However, that evening of wandering old Jerususalem, I came into the Church of the Holy Sepulchre and inside that Church is both the location where Christ died and where he rose. Where Christ rose is a now a chapel inside a Church (as seen in the above photo.) I went in there as the Church was closing. Now, normally, the line is so long that you only get 5 minutes in there. However, even the Orthodox running that place lost track of me and I got to spend 30 minutes in there.
What I received in there was the greatest non-sacramental grace of my life. The reason I know it wasn’t my imagination just projecting consolation onto my emotions is because I expected all the graces at the altar of Calvary (see first paragraph above) and had got nothing. By this point, I had given up on any consolation from God or man. But what happened next, I wrote in my journal about 10 years ago, maybe two years after it happened. I usually don’t share things from my journal, but this internal experience at the tomb of the Resurrection is worth sharing here:
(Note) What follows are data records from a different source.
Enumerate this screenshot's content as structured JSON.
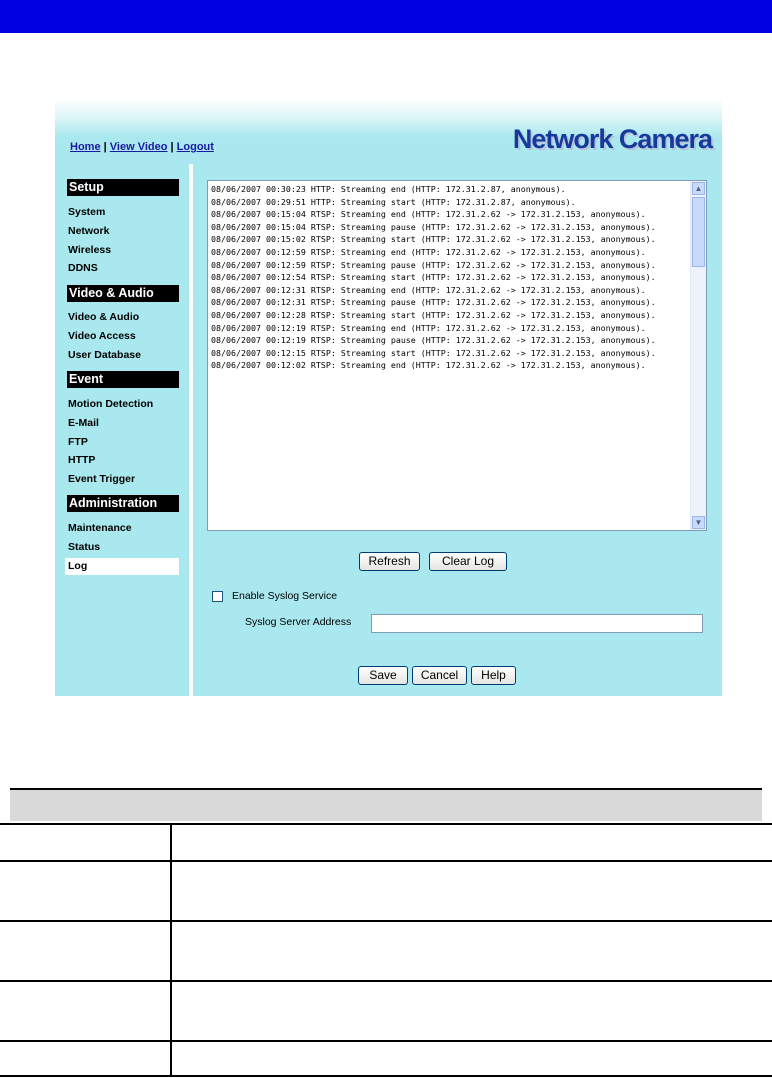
{
  "window": {
    "title_bar_color": "#0000e0"
  },
  "header": {
    "nav_links": [
      "Home",
      "View Video",
      "Logout"
    ],
    "separator": " | ",
    "brand": "Network Camera"
  },
  "sidebar": {
    "sections": [
      {
        "title": "Setup",
        "items": [
          "System",
          "Network",
          "Wireless",
          "DDNS"
        ]
      },
      {
        "title": "Video & Audio",
        "items": [
          "Video & Audio",
          "Video Access",
          "User Database"
        ]
      },
      {
        "title": "Event",
        "items": [
          "Motion Detection",
          "E-Mail",
          "FTP",
          "HTTP",
          "Event Trigger"
        ]
      },
      {
        "title": "Administration",
        "items": [
          "Maintenance",
          "Status",
          "Log"
        ]
      }
    ],
    "active_item": "Log"
  },
  "log": {
    "entries": [
      "08/06/2007 00:30:23 HTTP: Streaming end (HTTP: 172.31.2.87, anonymous).",
      "08/06/2007 00:29:51 HTTP: Streaming start (HTTP: 172.31.2.87, anonymous).",
      "08/06/2007 00:15:04 RTSP: Streaming end (HTTP: 172.31.2.62 -> 172.31.2.153, anonymous).",
      "08/06/2007 00:15:04 RTSP: Streaming pause (HTTP: 172.31.2.62 -> 172.31.2.153, anonymous).",
      "08/06/2007 00:15:02 RTSP: Streaming start (HTTP: 172.31.2.62 -> 172.31.2.153, anonymous).",
      "08/06/2007 00:12:59 RTSP: Streaming end (HTTP: 172.31.2.62 -> 172.31.2.153, anonymous).",
      "08/06/2007 00:12:59 RTSP: Streaming pause (HTTP: 172.31.2.62 -> 172.31.2.153, anonymous).",
      "08/06/2007 00:12:54 RTSP: Streaming start (HTTP: 172.31.2.62 -> 172.31.2.153, anonymous).",
      "08/06/2007 00:12:31 RTSP: Streaming end (HTTP: 172.31.2.62 -> 172.31.2.153, anonymous).",
      "08/06/2007 00:12:31 RTSP: Streaming pause (HTTP: 172.31.2.62 -> 172.31.2.153, anonymous).",
      "08/06/2007 00:12:28 RTSP: Streaming start (HTTP: 172.31.2.62 -> 172.31.2.153, anonymous).",
      "08/06/2007 00:12:19 RTSP: Streaming end (HTTP: 172.31.2.62 -> 172.31.2.153, anonymous).",
      "08/06/2007 00:12:19 RTSP: Streaming pause (HTTP: 172.31.2.62 -> 172.31.2.153, anonymous).",
      "08/06/2007 00:12:15 RTSP: Streaming start (HTTP: 172.31.2.62 -> 172.31.2.153, anonymous).",
      "08/06/2007 00:12:02 RTSP: Streaming end (HTTP: 172.31.2.62 -> 172.31.2.153, anonymous)."
    ]
  },
  "buttons": {
    "refresh": "Refresh",
    "clear_log": "Clear Log",
    "save": "Save",
    "cancel": "Cancel",
    "help": "Help"
  },
  "syslog": {
    "enable_label": "Enable Syslog Service",
    "enabled": false,
    "server_label": "Syslog Server Address",
    "server_value": ""
  },
  "colors": {
    "panel": "#a8e8ee",
    "brand_text": "#143a9c",
    "link": "#1a1aa0"
  }
}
In 2007 I went to the Holy Land with [seminary professor] and 40 others. [Seminary professor] couldn’t even look at me or bare the sound of me talking. One woman on our group started a fight with me for arguing against the modernism of our Palestinian tour group leader. I expected all kinds of grace at the foot of Calvary and felt nothing. So, one night I snuck away to the same Church but a different location: The Holy Sepulchre, but this time I went to the tomb where Jesus rose. Normally, the lines are so long, that each person only gets 30 seconds, since only two people fit in there at a time. But, I happened to show up 30 minutes before they were closing, so almost everyone was ushered out. Somehow I was able to go into the tomb for 20 minutes. I was neither seen nor sneaky but I just went in, alone. Within 10 minutes, I can say that the power of God I felt in there was greater than my ordination day (a year later.) God literally changed the orientation or size or brightness of my soul or something in there that day, making me as sure as the nose of my face not only that Jesus rose from the dead, but that He rose there. Right there. And I felt the power of this Resurrection as the most powerful thing in my life. My soul changed that day like when Jesus breathed on the Apostles after his Resurrection to turn them from cowards into those inebriated with the Holy Spirit. I left, just that way, so on fire that even my Muslim barber was fascinated by my on-fire evangelization. Janet later saw me and said I was walking on air and looked different as I returned to the hotel that night. Objectively, besides my baptism (and ordination) it had to have been the single greatest supernatural Grace that God has ever given me. But subjectively, it was definitely the greatest grace I’ve ever received.